Welcome once again to our Daily App Giveaway section of theappwhisperer.com. We value our readers so much we want to share our love of apps with you. That’s why we have created this new section as each day we will be giving away free apps.
Today we have Mozart apps to giveaway – each worth $9.99/£5.99. Mozart will teach you how to read music within a game – fun – the best way to learn. Once the game is started via the toolbar notes begin streaming from the right side of the screen. These notes have to be identified in the order of their appearance with the current input instrument (i.e. piano).
In addition to regular notes there is an array of game characters including bonus notes, flyers, jumpers, bombs, and many more. Once a note gets too close to the clef on the left side of the screen it disappears in a cloud of vapor and the player loses one life point. For each note named in time the player receives one or more points.
The further the game progresses the more notes will appear and their range will widen to potentially include many ledger lines above and below the staff as well as accidentals. Once a player has depleted all of his or her lives the game is over and he or she may receive a high score.
Would you like to try this app for free? Here’s what we need you to do…Like us on Facebook, then join our ever expanding Twitter followers and reply to this post, telling us what you love most about theappwhisperer.com. That’s it and we’ll send you a code direct to your email box.
There are two basic instruments – letters (c, d, e) and solfége (do, re, mi) and four advanced instruments – bass, guitar, mandolin and piano. Mozart can be played in the four most common clefs – alto, bass, tenor and treble. These can be used in all 12 major and minor key signatures. Left-handed players may want to have the stringed instruments display invertedly with the left-handed option. In Training Mode an instrument’s position can be pre-defined before starting a new game. Positions remain static throughout the game in Training Mode and an additional option exists to slow down note streaming.
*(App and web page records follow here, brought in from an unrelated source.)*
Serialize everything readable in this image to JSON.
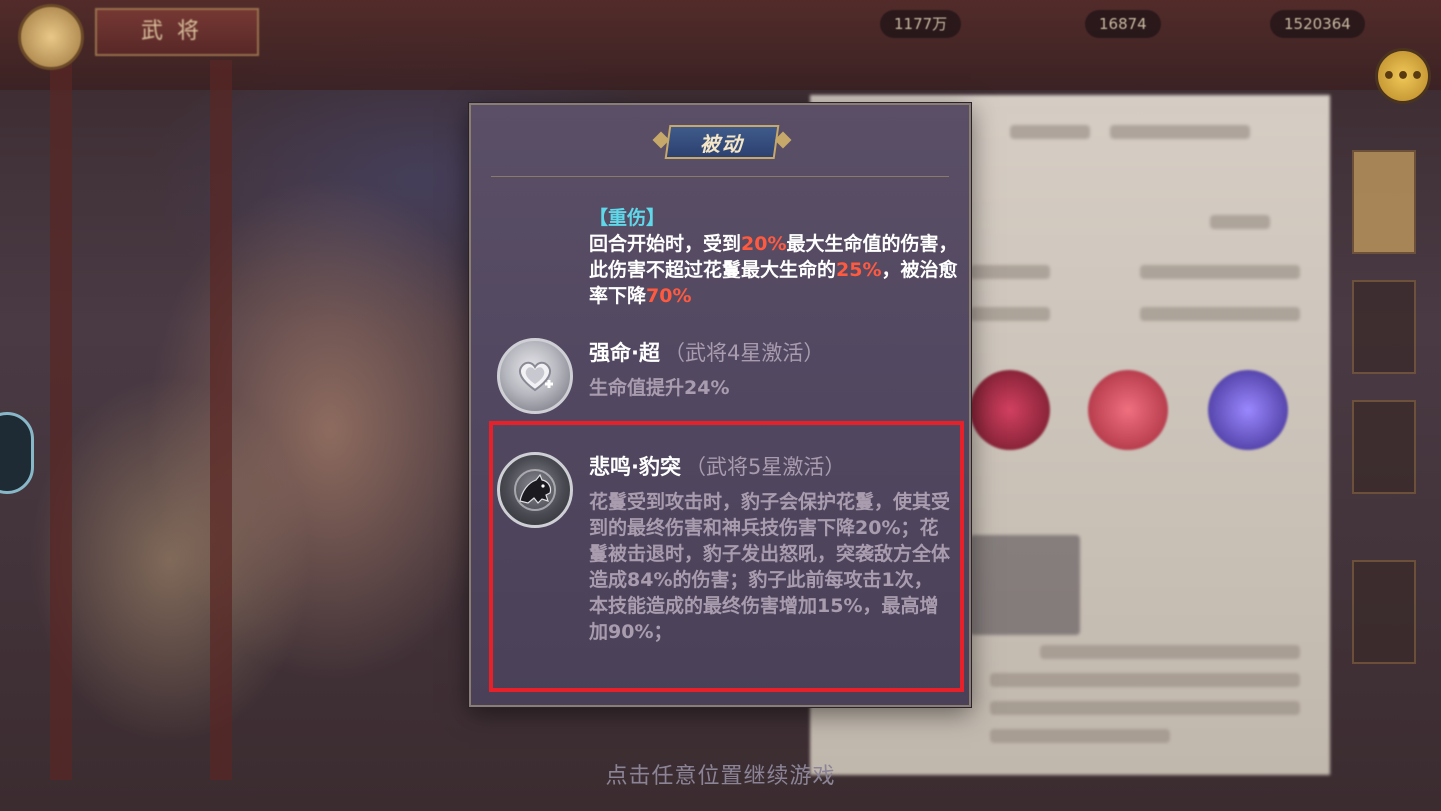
{
  "background": {
    "title_banner": "武将",
    "resources": [
      "1177万",
      "16874",
      "1520364"
    ],
    "hint": "点击任意位置继续游戏"
  },
  "modal": {
    "title": "被动",
    "skill": {
      "tag": "【重伤】",
      "desc_parts": [
        {
          "text": "回合开始时，受到",
          "color": "white"
        },
        {
          "text": "20%",
          "color": "red"
        },
        {
          "text": "最大生命值的伤害，此伤害不超过花鬘最大生命的",
          "color": "white"
        },
        {
          "text": "25%",
          "color": "red"
        },
        {
          "text": "，被治愈率下降",
          "color": "white"
        },
        {
          "text": "70%",
          "color": "red"
        }
      ]
    },
    "entries": [
      {
        "name": "强命·超",
        "condition": "（武将4星激活）",
        "description": "生命值提升24%",
        "icon": "heart-plus-icon"
      },
      {
        "name": "悲鸣·豹突",
        "condition": "（武将5星激活）",
        "description": "花鬘受到攻击时，豹子会保护花鬘，使其受到的最终伤害和神兵技伤害下降20%；花鬘被击退时，豹子发出怒吼，突袭敌方全体造成84%的伤害；豹子此前每攻击1次，本技能造成的最终伤害增加15%，最高增加90%；",
        "icon": "leopard-icon"
      }
    ]
  },
  "colors": {
    "accent_cyan": "#5fd8ea",
    "highlight_red": "#ff5a40",
    "annotation_box": "#e8202a"
  }
}
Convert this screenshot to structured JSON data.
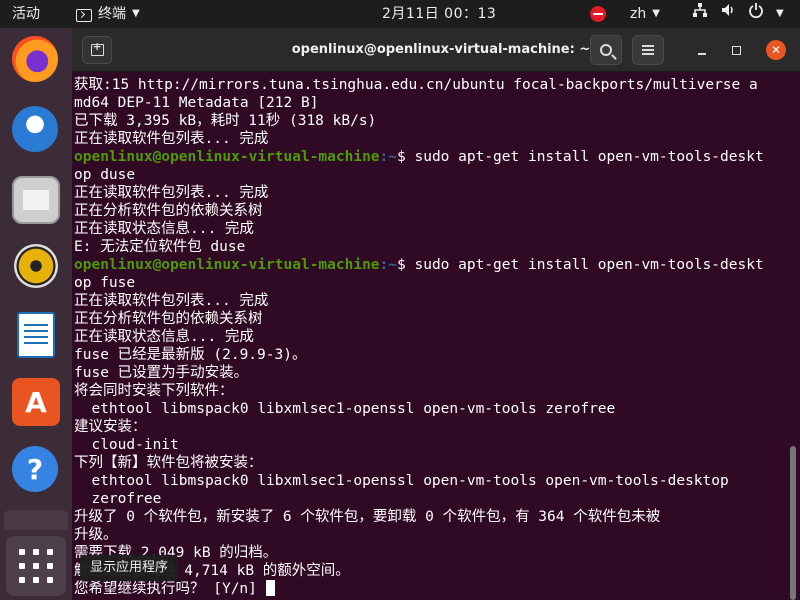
{
  "topbar": {
    "activities": "活动",
    "app_name": "终端",
    "clock": "2月11日  00：13",
    "lang": "zh"
  },
  "dock": {
    "items": [
      "firefox-icon",
      "thunderbird-icon",
      "files-icon",
      "rhythmbox-icon",
      "libreoffice-writer-icon",
      "software-center-icon",
      "help-icon"
    ],
    "tooltip": "显示应用程序"
  },
  "window": {
    "title": "openlinux@openlinux-virtual-machine: ~"
  },
  "terminal": {
    "prompt_user": "openlinux@openlinux-virtual-machine",
    "prompt_path": ":~",
    "prompt_dollar": "$ ",
    "cmd1": "sudo apt-get install open-vm-tools-deskt",
    "cmd2": "sudo apt-get install open-vm-tools-deskt",
    "lines": [
      "获取:15 http://mirrors.tuna.tsinghua.edu.cn/ubuntu focal-backports/multiverse a",
      "md64 DEP-11 Metadata [212 B]",
      "已下载 3,395 kB，耗时 11秒 (318 kB/s)",
      "正在读取软件包列表... 完成",
      "op duse",
      "正在读取软件包列表... 完成",
      "正在分析软件包的依赖关系树",
      "正在读取状态信息... 完成",
      "E: 无法定位软件包 duse",
      "op fuse",
      "正在读取软件包列表... 完成",
      "正在分析软件包的依赖关系树",
      "正在读取状态信息... 完成",
      "fuse 已经是最新版 (2.9.9-3)。",
      "fuse 已设置为手动安装。",
      "将会同时安装下列软件：",
      "  ethtool libmspack0 libxmlsec1-openssl open-vm-tools zerofree",
      "建议安装：",
      "  cloud-init",
      "下列【新】软件包将被安装：",
      "  ethtool libmspack0 libxmlsec1-openssl open-vm-tools open-vm-tools-desktop",
      "  zerofree",
      "升级了 0 个软件包，新安装了 6 个软件包，要卸载 0 个软件包，有 364 个软件包未被",
      "升级。",
      "需要下载 2,049 kB 的归档。",
      "解压缩后会消耗 4,714 kB 的额外空间。",
      "您希望继续执行吗？ [Y/n] "
    ]
  }
}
Mozart makes the task of learning how to read music enjoyable by immersing the student in a well-designed and challenging game. The didactic advantage to this approach is quite considerable for one because the time spent playing a game is not perceived as "study time" by the player. On top of that, however, the game forces players to identify notes very quickly as the animation progresses, a note changes position or the key signature changes in mid-flight. In version 2.0 the average time a player spends completing a game has more than doubled. At the same time the inclusion of accidentals and instrument positioning has broadened the spectrum of what is learned in the game. Anyone involved in learning or teaching an instrument or music in general will find Mozart to be of great value and most importantly – great fun.